Agastache Care

Growing Agastache

Hyssop plants, commonly known as hummingbird mint and scientifically as Agastache, are members of the mint family. It is a perennial herb plant grown in US Hardiness Zones 4-8. Agastache is extremely attractive to many pollinators including hummingbirds, butterflies, and bees. It is useful in borders, wildflower gardens, pollinator, and herb gardens and can easily be grown in containers. 


Many varieties of Agastache are available and feature flower colors ranging from white, pink, salmon, and shades of violet-blue. All parts of the plant are aromatic; the leaves can be used to make teas and jellies, used fresh in salads, included in your favorite baking recipes, or added in liqueur. Agastache is also often used as a medicinal herb. It has a bushy form with small narrow leaves and flower stalks reaching about 2 feet in height. This low-maintenance, drought-resistant perennial is a useful choice for many gardens. 

Planting Agastache

For best flowering and balanced growth, plant Agastache in an area that receives at least 6-8 hours of direct sunlight daily. Prune in early spring to encourage full growth in the summer. Grow Agastache in well-draining soil; you can mix in small gravel or sand to increase drainage. Agastache plants will spread via underground horizontal roots known as rhizomes, and can easily self-seed to produce additional plants the following growing season.


Watering Agastache

After planting, water Agastache regularly in its first growing season to establish the root system. Once mature, Agastache is tolerant of less frequent watering and often can sustain itself on rainfall alone. Water mature plants deeply during extended periods of drought.

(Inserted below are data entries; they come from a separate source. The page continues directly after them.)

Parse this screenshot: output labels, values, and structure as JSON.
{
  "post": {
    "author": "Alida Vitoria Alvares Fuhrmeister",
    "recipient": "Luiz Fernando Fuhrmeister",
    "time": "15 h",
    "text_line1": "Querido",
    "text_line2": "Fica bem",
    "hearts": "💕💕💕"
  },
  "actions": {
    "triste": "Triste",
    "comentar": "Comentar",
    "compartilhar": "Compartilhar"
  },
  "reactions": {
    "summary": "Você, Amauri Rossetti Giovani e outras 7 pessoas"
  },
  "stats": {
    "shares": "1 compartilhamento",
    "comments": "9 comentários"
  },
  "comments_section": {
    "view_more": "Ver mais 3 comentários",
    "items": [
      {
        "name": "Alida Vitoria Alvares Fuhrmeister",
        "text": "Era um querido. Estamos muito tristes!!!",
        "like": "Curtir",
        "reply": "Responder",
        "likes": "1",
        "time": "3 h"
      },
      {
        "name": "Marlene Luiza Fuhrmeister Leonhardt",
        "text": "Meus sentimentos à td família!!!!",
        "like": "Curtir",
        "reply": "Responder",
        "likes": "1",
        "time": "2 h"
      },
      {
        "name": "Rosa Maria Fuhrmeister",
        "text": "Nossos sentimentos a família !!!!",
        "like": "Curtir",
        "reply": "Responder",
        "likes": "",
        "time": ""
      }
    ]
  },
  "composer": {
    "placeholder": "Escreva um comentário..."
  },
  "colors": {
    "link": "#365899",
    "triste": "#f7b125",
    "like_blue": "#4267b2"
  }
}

Fertilizing Agastache

Additional fertilization is not necessary for Agastache as it can grow quite well in lean, dry soils. You can apply a natural compost tea to feed Agastache a few times per growing season. This has the added benefit of feeding the beneficial organisms down in the soil, which break down the nutrients and release them to the plant's roots. You can also opt to top-dress the root zone with an organic kelp or alfalfa fertilizer, or commercial compost mix. 

Pruning Agastache

Remove any winter-damaged leaves and stems in early spring to allow for new growth to develop. Deadheading spent flowers will encourage additional blooms and keep the foliage looking tidy.

Caring For Agastache in Pots

Agastache can be grown successfully in containers as long as drainage is sufficient. Based on the variety, look for a pot that has a diameter that will accommodate Agastache's mature width. Use a lean soil mix that is well draining, preferably with added sand or extra perlite. Feed potted plants with organic alfalfa, kelp, or seaweed fertilizer a few times during the growing season, and follow package instructions. 


Winter Care for Agastache

Agastache is a hardy plant that can tolerate cold temperatures. You can insulate the plant's roots by applying a few inches of natural mulch around the base of the plant. Make sure to pull mulch away from the main stem.

Chris Link Profile Pic

Author Chris Link - Published 03-15-2023